From the U.S.: My wife and I are foster parents with the opportunity to adopt a child that has been in our care for a year. We have been asked to adopt her brother who suffered a traumatic brain injury at the age of 2 and was neglected much of his life. He is 7 years old now but has a history of aggression and has physically attacked both adults and children and there are incidents where he has shown cruelty towards animals.
His current foster mother describes some episodes of aggression that require he be physically restrained for several minutes at a time until he calms down and he does not seem to know what he is doing while in that state. He is currently taking Risperdal and trileptal to help curb his aggression. He has cognitive disabilities and scores on the lowest level in terms of his aptitude so behavioral therapy may not be an option. It looks like he is bipolar 1 with signs of dysphoria and psychosis. I am just looking for some guidelines on what to expect in terms of his care (social and financial) and what are the inherent risks associated with this type of behavior.Raising a Child with Mental Health Problems

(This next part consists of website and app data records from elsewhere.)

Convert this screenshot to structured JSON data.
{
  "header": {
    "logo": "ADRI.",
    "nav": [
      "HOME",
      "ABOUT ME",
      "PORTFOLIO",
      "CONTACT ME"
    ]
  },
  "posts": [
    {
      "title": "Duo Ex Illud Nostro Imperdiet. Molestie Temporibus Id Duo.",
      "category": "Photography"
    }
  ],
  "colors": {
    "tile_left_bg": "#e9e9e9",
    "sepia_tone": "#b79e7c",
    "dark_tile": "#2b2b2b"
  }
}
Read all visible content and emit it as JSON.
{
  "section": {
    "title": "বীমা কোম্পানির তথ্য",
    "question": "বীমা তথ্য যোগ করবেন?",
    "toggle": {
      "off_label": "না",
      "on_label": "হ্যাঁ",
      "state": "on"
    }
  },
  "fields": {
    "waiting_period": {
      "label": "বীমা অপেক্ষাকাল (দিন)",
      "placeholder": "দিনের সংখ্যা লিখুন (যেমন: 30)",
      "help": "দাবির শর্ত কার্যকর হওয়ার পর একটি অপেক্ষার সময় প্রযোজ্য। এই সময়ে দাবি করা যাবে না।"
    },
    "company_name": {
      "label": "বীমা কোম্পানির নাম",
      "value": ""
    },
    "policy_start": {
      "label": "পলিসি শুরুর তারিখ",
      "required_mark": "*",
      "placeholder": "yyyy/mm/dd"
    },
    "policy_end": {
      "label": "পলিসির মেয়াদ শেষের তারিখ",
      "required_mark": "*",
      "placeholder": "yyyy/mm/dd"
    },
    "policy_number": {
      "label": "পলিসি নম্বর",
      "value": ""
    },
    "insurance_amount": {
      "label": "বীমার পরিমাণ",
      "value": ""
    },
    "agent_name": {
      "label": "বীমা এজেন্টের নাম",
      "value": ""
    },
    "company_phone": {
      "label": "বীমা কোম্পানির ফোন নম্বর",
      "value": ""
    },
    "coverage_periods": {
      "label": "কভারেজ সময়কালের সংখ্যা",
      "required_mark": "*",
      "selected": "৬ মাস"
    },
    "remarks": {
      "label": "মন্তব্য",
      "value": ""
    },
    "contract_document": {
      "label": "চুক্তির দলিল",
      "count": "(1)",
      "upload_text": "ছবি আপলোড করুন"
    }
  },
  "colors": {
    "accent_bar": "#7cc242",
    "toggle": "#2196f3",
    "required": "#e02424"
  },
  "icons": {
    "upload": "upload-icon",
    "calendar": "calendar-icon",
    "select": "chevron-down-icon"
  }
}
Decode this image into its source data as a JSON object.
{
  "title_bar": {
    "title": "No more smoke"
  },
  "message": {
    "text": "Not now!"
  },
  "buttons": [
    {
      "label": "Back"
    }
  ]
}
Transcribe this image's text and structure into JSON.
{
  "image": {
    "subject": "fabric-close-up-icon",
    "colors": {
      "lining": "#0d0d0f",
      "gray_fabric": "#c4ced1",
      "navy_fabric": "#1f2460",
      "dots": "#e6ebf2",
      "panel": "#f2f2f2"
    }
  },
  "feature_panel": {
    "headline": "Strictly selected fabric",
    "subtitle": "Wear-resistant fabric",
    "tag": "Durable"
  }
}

Raising a Child with Mental Health Problems
You are right to ask these questions. This child needs a home. You need to know what to expect. The medications he is taking indicate to me that he is a handful.
An important question to ask is how someone determined he is bipolar. What went into the analysis? Are the medications being used to treat a mental illness or to control his behavior? If he is truly bipolar, he may be on the correct medications. But antipsychotic medications are often used because they are effective in calming someone down when aggressive. The distinction is important because any medication used long term is going to have an impact on his developing brain. As far as I know, prescribing Risperdal to a kid is an off-label use. You will want to ask about potential long term side effects.
If the problem is primarily behavioral due to neglect, lack of socialization and lower than average intelligence, medication will calm him but won’t help him learn. Please, please don’t write off behavior therapy. It is often effective as a teaching tool with people who are as intellectually disabled as this little boy. He can learn. It will take time and patience but he can learn. I suggest you ask for a consultation with an ABA (Applied Behavior Analysis) certified specialist to talk this over.
A powerful intervention for someone like this child is love. He has every reason to not trust people and to be defensive and offensive in his behavior. It will take lots of time and attention to win his trust so he can look to you for protection and comfort.
In your state, the Department of Aging and Disability Services (DADS) oversees care of people like this boy. Before agreeing to adopt him, request a consultation with the mental health worker who is most familiar with his case. Make sure you are fully aware of services and financial support that are available.
This little boy will require a lifetime of care. It is an enormous commitment to take him into your family and into your heart. Such relationships can be very, very rewarding. But it is certainly important that you go into it with your eyes open. Including him in the family will effect every member. Do think carefully about whether you and your partner have the emotional energy, time and resources that will be necessary for many, many years ahead.
I wish you well.